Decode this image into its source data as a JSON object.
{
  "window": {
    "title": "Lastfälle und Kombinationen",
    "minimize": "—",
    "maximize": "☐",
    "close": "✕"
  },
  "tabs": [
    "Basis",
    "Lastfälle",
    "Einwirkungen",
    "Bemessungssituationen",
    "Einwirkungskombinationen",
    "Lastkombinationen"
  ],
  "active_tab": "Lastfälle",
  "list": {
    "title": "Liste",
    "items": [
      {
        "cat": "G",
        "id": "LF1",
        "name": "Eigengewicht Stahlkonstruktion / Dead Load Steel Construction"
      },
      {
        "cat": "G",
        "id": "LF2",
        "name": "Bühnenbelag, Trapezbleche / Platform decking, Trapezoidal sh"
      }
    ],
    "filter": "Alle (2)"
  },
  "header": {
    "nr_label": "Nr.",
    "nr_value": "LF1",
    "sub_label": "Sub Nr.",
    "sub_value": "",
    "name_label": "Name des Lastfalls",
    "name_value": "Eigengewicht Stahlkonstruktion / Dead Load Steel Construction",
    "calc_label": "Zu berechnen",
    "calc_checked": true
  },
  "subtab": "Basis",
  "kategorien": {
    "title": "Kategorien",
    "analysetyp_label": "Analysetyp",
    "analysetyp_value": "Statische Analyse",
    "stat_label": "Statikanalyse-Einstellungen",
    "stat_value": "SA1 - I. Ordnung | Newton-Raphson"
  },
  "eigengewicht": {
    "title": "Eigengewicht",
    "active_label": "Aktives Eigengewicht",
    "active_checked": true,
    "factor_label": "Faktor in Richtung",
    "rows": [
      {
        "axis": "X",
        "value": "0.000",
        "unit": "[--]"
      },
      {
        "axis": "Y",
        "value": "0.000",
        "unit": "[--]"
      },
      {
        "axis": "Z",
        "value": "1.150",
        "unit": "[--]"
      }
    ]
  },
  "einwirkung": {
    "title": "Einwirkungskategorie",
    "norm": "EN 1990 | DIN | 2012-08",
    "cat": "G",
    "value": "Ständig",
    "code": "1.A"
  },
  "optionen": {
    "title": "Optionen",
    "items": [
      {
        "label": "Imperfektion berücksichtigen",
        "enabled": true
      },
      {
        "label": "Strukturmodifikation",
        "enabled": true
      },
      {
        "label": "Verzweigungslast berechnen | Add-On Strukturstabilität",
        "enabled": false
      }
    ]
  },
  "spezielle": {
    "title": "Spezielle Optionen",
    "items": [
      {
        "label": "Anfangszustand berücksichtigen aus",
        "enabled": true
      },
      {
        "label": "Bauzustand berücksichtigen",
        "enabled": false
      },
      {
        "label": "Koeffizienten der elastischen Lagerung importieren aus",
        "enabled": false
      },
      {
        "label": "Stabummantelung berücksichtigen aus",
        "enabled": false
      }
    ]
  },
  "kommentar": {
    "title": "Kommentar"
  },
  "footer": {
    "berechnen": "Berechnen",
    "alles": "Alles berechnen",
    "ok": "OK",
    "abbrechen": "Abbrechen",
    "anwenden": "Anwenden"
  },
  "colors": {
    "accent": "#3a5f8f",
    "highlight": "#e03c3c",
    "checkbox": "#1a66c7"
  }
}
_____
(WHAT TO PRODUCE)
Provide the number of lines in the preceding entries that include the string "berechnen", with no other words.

(RESULT)
4